Poetry about school helps kids experience school. School Poems about Teachers, Homework, friendships, bullying and social interactions with peers. Exploring complex issues such as school with poetry is a great way for children to process it all.
best children's books. This is our list of the best books for children from the last years: a suggestion of titles to read before you're Ina team of experts put together this list: broken down into four age groups, with 25 books in each. Please note: This list was published in Your child’s teacher can also help you and your child work this out.
Tips for learning at upper primary and secondary school. Here are some practical tips for helping your older school-age child learn: Encourage your child to try new things, to make mistakes and to learn about who she is through new experiences.
Keep praising her for trying. “By the time your kid is in high school, they really ought to be able to do everything related to their own care, if they had to,” Lythcott-Haims says. “I’m not saying stop making dinner for your kids, but I am saying you ought to have confidence that they could make a breakfast for themselves, that they.
Make sure your child sticks to a routine while they are out of school. Don’t let your child’s suspension turn into a vacation.
Make sure they get out of bed at the same time they would have to for school, and that they go to bed at the same time that they would on a school : K. Not only do books enable children to discover new worlds, meet new people and learn about the past, but they also have the power to transform lives.
By sparking imaginations, stimulating critical thinking, and helping develop empathy, reading gives children the very literacy skills they need to succeed at school, at work and in life. Understand how your child’s school uses devices and technology.
Parents often feel stuck when their child claims she needs to use a device for homework. Even if the assignment — like watching YouTube videos — seems questionable, parents are often reluctant to ask their child to stop or to take the device away. The Importance of After-School Programs.
Do you know what your child is doing when the school bell rings at the end of the day. More than 14 million students leave school every afternoon and have nowhere to go, since they do not have access to affordable, after-school ing to the National Youth Violence Prevention Resource Center (NYVPRC), nine out of ten Americans think all.
One way to address school bullying could be a buddy system designed to foster peer support, where younger students are assigned an older mentee to show them the ropes when they start school. Then, try validating your child’s emotion by making a caring statement that reflects what they just said, such as: “I can understand why you feel worried about returning to school, especially.
So find out how much your child knows about the protests, Dr. Harris-Smith said, because kids may know more than we think they do from. Adults should be attentive to a child's concerns, but also try to help the children put their fears into proportion to the real risk.
Again, it is important to reassure children that the adults in their lives are doing everything they can to make their environment — school.While COVID school policies can reduce risk, they will not prevent it.
Some students with high-risk medical conditions may need other accommodations. Talk with your pediatrician and school staff (including school nurses) to see if your child needs additional solutions to help ensure safety at school.

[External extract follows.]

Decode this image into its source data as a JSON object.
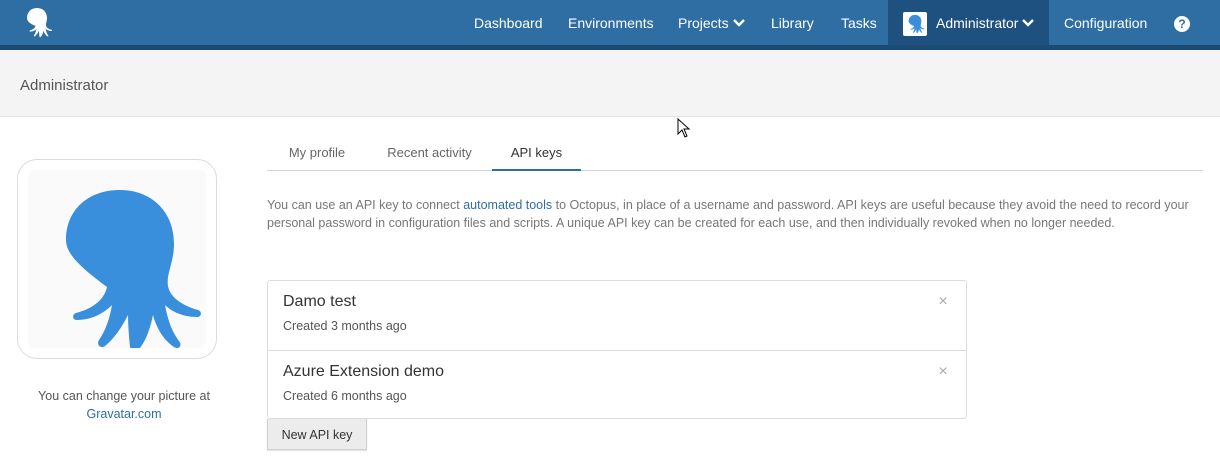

Students with disabilities. The future of our planet depends on our children; they need to learn to appreciate it. So try it. Do what our parents did: send your children outside.

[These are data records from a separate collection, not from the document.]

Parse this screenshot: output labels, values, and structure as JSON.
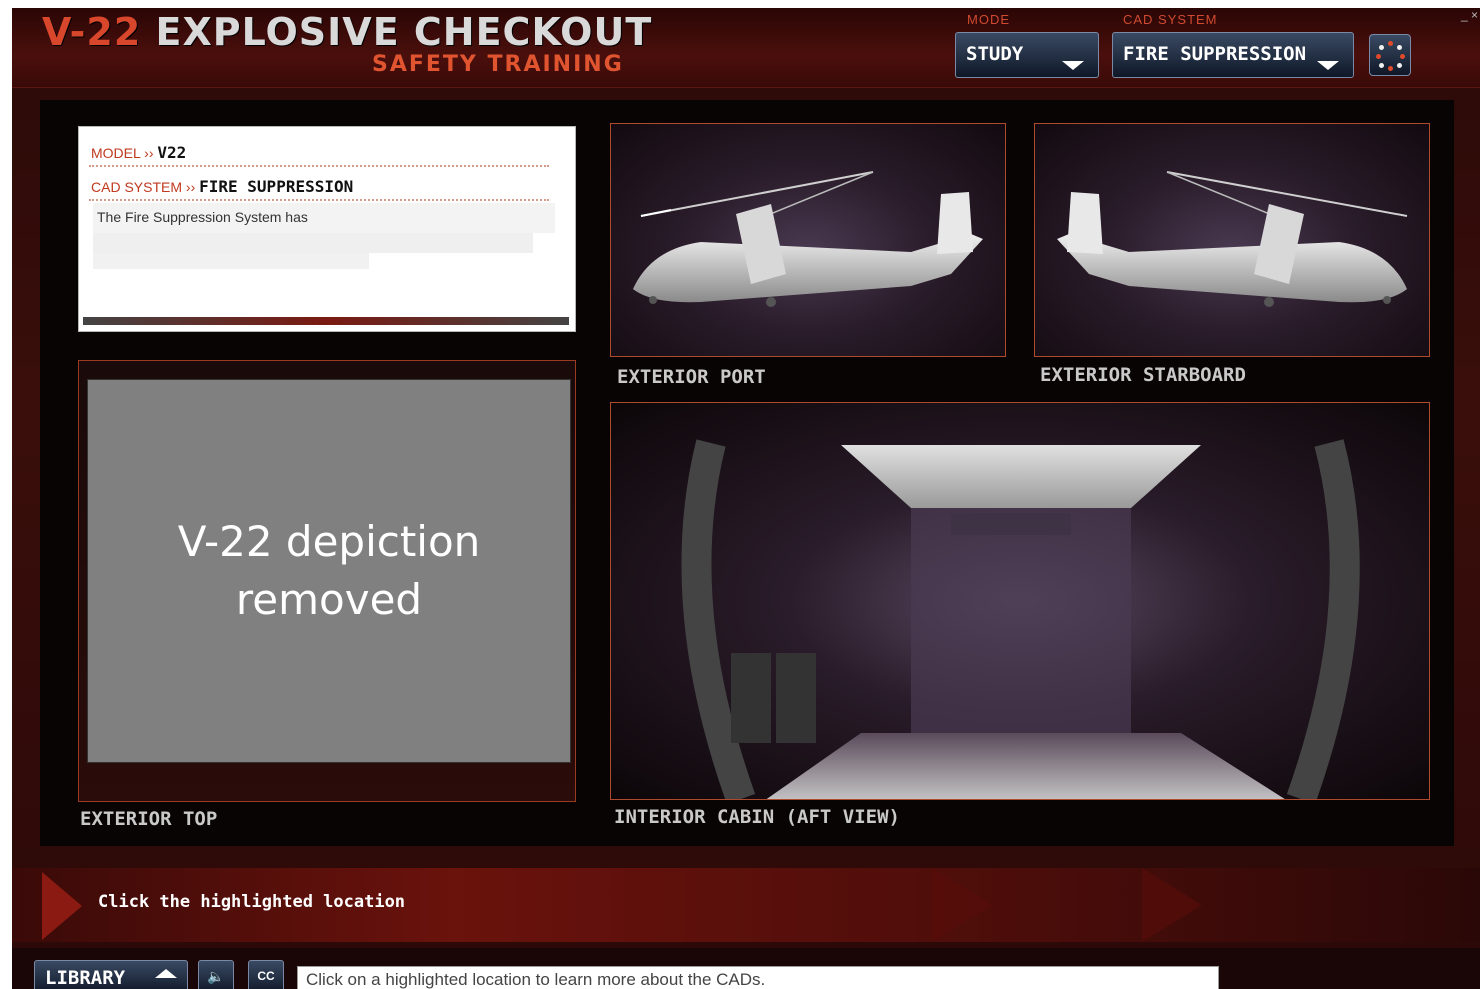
{
  "header": {
    "title_prefix": "V-22",
    "title_main": "EXPLOSIVE CHECKOUT",
    "subtitle": "SAFETY TRAINING",
    "mode_label": "MODE",
    "mode_value": "STUDY",
    "cad_label": "CAD SYSTEM",
    "cad_value": "FIRE SUPPRESSION",
    "window_controls": "_ ×"
  },
  "info_card": {
    "model_label": "MODEL ››",
    "model_value": "V22",
    "cad_label": "CAD SYSTEM ››",
    "cad_value": "FIRE SUPPRESSION",
    "description": "The Fire Suppression System has"
  },
  "views": {
    "exterior_top": "EXTERIOR TOP",
    "exterior_port": "EXTERIOR PORT",
    "exterior_starboard": "EXTERIOR STARBOARD",
    "interior_cabin": "INTERIOR CABIN (AFT VIEW)",
    "placeholder_line1": "V-22 depiction",
    "placeholder_line2": "removed"
  },
  "prompt": {
    "text": "Click the highlighted location"
  },
  "footer": {
    "library_label": "LIBRARY",
    "audio_icon": "speaker-icon",
    "cc_label": "CC",
    "status_text": "Click on a highlighted location to learn more about the CADs."
  },
  "colors": {
    "accent": "#d8472c",
    "frame_border": "#b04a2c",
    "button_bg": "#1f2b40"
  }
}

Even better, go with them. And do everything you can to be sure that every child can do the same. Follow me on Twitter @drClaire.